  • All changes to firewalls and other perimeter devices must be independently reviewed and approved by Information Security Manager on the basis of risk prior to implementation
  • Firewalls or related access control systems must be subject to independent security review at least once per calendar year.  The practice firewall and routers are provided by NWL IT, and this will be done automatically by the IT team.
  • Firewall logs must be archived away from the device and retained for at least 18 months.
  • Wherever practical, firewalls are to be segregated from other network or server equipment and configured with the minimum set of services possible for their core functions as a firewall. This is a mandatory requirement of firewalls connected to the Internet.
  • The practice has a hardware and software asset register that is kept up to date
  • The practice complies with NWL CCG IT department maintaining up to date anti-virus protection on all the practice hardware
  • Any portable devices are checked for malware and antivirus software before being used at the practice.
 

Staff Training

When staff starts with a new organisation, it is during their induction period when they can be at their most vulnerable. They may not understand the organisation’s systems, policies and procedures, its cultures or norms.

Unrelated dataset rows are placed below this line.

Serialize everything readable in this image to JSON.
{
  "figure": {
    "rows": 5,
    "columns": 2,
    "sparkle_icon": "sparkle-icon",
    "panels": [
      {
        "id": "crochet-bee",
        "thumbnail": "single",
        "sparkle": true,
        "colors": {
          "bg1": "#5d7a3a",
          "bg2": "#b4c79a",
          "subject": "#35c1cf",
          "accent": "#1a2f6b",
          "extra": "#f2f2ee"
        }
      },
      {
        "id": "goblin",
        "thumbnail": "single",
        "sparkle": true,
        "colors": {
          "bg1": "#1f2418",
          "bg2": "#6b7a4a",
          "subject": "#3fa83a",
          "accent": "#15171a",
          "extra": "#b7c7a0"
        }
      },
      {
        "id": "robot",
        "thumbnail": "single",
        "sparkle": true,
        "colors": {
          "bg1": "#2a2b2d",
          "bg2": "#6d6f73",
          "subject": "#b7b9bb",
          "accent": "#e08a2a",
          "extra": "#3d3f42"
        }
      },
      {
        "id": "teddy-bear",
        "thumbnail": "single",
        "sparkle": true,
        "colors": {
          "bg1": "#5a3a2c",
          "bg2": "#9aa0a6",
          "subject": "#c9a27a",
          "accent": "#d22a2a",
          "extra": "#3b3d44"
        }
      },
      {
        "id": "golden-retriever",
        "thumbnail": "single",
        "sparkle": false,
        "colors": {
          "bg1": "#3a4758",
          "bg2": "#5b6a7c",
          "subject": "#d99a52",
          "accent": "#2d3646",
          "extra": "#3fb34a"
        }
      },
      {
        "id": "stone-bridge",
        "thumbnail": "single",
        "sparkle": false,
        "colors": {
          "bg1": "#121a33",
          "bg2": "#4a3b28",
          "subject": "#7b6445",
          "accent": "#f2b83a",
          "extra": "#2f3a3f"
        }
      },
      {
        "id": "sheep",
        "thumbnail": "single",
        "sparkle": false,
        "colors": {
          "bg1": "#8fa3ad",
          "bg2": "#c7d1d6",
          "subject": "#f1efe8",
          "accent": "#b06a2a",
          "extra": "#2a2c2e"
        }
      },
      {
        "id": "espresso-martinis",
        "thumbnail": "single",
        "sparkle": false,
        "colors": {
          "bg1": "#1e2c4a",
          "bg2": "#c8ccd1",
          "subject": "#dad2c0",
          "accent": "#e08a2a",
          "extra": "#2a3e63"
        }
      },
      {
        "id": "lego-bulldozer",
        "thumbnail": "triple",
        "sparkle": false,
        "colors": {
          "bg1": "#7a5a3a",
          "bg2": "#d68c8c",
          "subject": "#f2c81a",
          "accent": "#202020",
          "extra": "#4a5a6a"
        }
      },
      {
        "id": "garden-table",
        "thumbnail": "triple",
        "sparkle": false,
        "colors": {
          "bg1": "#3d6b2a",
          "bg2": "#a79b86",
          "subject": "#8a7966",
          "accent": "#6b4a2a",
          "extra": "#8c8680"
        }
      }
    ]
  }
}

The induction should help staff understand their obligations under the National Data Guardian’s data security standards in their organisation. It should cover the following areas:

  • The importance of data security in the health system
  • The NDG data security standards particularly the three standards relating to personal responsibility (standard 1, 2 and 3)
  • Using and sharing personal information in accordance with data protection legislation
  • Common law duty of confidentiality
  • The applicable laws (GDPR, FOI etc.) knowing when and how to share and when not to share
  • National Data Opt out model
  • Understanding what social engineering is
  • Safe use of social media and email
  • Dangers of malicious software
  • How to protect information
  • Knowing how to spot and report data security breaches and incidents

All staff must complete mandatory information governance and GDPR training on an annual basis. The percentage rate of staff completing this will be monitored and followed up to ensure compliance. All staff are aware that there may be spot checks to check knowledge of their responsibilities to protect information.

 

To attain a copy of the full policy, please contact the surgery.